The Road Ahead

I write this in the middle of our summer workshop in preparation for our fall full productions of these plays in repertory.  Finding a design strategy and performance style that both unifies these plays and highlights their extraordinary differences has been a remarkable challenge.  It reminds me of the challenge I took sixteen years ago of directing Strindberg’s last play, The Great Highway, which many considered to be unproduceable.  Whether it was a success or a failure, it started a lifelong love of Strindberg which I value most highly.

Likewise, whether our upcoming journey succeeds or fails, we have already gained one enormous success – these magnificent translations by Paul Walsh.  I hope you enjoy reading these plays that we prize enough to dedicate a healthy chunk of our lives to realizing.  They are extraordinary.


Footnotes    (↵ returns to text)

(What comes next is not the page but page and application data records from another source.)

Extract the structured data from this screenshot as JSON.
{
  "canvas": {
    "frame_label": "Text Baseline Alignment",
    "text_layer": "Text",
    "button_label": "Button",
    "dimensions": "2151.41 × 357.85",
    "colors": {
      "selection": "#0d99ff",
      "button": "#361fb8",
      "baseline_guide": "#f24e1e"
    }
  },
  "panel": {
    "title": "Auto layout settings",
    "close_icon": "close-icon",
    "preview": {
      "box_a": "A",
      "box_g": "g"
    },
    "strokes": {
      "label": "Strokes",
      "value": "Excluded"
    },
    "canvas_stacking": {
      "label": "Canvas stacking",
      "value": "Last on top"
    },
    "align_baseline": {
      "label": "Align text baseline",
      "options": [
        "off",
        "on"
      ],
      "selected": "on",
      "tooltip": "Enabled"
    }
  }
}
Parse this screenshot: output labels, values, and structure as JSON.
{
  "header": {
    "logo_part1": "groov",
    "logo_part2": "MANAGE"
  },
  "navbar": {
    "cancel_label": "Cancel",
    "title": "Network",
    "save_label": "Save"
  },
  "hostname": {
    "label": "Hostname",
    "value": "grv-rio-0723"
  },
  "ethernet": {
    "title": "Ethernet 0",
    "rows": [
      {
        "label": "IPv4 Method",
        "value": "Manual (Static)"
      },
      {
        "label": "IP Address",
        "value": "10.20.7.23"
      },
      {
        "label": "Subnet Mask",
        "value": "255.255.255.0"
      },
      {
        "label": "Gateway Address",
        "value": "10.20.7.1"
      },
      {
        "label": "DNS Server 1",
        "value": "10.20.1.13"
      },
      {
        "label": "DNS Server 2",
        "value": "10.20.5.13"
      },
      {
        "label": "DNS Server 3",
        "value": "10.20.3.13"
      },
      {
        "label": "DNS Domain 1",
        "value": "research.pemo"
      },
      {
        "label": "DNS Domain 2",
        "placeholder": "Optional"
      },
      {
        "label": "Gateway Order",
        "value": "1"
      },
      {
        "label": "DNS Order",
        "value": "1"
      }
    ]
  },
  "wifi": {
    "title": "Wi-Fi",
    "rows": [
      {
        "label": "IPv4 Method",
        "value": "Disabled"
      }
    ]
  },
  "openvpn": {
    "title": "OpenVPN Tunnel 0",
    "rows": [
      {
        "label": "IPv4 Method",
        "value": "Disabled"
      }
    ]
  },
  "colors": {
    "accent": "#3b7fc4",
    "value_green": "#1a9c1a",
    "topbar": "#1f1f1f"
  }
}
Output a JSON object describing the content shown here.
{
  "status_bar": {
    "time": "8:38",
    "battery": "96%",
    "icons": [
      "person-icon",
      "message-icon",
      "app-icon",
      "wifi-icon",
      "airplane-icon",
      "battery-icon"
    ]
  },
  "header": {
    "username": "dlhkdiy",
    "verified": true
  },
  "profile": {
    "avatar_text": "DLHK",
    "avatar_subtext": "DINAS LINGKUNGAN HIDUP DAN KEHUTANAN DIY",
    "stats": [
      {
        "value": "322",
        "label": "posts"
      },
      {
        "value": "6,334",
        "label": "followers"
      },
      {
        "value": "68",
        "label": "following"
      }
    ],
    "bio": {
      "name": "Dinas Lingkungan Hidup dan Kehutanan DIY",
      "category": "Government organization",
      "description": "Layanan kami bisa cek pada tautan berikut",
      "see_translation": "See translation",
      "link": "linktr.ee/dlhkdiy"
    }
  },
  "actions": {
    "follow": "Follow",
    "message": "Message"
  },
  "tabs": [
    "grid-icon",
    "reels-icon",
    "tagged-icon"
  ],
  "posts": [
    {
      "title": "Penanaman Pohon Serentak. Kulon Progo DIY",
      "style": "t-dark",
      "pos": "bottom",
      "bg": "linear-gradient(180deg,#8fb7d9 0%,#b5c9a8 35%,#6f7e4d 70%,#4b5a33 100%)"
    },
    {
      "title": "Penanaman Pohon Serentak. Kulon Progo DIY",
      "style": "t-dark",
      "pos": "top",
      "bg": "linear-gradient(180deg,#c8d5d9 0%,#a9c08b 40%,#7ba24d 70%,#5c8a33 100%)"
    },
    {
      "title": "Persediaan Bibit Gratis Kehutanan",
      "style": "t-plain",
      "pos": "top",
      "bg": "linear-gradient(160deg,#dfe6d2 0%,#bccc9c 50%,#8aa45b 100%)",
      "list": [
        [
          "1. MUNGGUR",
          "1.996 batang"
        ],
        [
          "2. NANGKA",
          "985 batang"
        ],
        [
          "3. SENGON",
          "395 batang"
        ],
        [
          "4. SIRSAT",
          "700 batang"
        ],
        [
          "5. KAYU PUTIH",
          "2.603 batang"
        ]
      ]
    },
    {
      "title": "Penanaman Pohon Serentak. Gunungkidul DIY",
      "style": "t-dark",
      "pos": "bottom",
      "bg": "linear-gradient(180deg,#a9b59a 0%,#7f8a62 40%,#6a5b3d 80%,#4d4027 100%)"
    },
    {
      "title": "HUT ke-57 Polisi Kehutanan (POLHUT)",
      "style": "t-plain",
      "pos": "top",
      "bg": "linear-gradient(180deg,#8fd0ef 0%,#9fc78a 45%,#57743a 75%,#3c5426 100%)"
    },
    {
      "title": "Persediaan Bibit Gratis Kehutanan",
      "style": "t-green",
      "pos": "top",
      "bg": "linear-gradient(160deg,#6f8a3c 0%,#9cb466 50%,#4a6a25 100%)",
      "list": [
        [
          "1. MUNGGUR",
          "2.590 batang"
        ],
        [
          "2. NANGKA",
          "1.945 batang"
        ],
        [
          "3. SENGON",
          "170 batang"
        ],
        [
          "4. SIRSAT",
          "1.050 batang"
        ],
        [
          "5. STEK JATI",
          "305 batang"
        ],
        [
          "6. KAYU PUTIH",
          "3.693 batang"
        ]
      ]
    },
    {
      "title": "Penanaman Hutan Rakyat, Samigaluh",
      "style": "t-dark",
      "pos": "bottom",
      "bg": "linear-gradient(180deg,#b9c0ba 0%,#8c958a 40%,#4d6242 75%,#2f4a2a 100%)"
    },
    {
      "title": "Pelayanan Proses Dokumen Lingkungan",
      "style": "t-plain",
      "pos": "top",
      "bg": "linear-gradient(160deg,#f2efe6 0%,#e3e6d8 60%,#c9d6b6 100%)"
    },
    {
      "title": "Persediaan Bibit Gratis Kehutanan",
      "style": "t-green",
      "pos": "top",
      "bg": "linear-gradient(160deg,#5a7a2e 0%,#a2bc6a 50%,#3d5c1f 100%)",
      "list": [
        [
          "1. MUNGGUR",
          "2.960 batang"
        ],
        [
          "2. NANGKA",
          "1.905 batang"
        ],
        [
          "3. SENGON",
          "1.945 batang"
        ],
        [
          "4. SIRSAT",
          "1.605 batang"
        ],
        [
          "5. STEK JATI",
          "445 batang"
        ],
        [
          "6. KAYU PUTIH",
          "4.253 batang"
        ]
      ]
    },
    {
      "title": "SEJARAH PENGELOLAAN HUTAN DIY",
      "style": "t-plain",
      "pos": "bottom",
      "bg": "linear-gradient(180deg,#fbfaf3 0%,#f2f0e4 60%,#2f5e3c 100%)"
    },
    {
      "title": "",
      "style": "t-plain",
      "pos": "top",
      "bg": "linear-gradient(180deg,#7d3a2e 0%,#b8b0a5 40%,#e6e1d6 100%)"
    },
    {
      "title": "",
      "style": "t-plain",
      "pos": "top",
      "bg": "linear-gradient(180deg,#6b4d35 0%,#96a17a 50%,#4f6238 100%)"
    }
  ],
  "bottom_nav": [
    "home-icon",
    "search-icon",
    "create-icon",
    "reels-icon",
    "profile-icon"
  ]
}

  1. The demise of the Intimate Theater was brought on by a fight between Strindberg and Falck because the later had put on a production of a play by Maurice Maeterlinck.  Strindberg who was funding the theater with his own money and the money of his supporters felt that although he admired Maurice Maeterlinck, the Intimate Theater needed to stay devoted to Strindberg’s work.  Strindberg was famously easy to offend and what to Falck seemed like a minor disagreement resulted in the end of their partnership and friendship.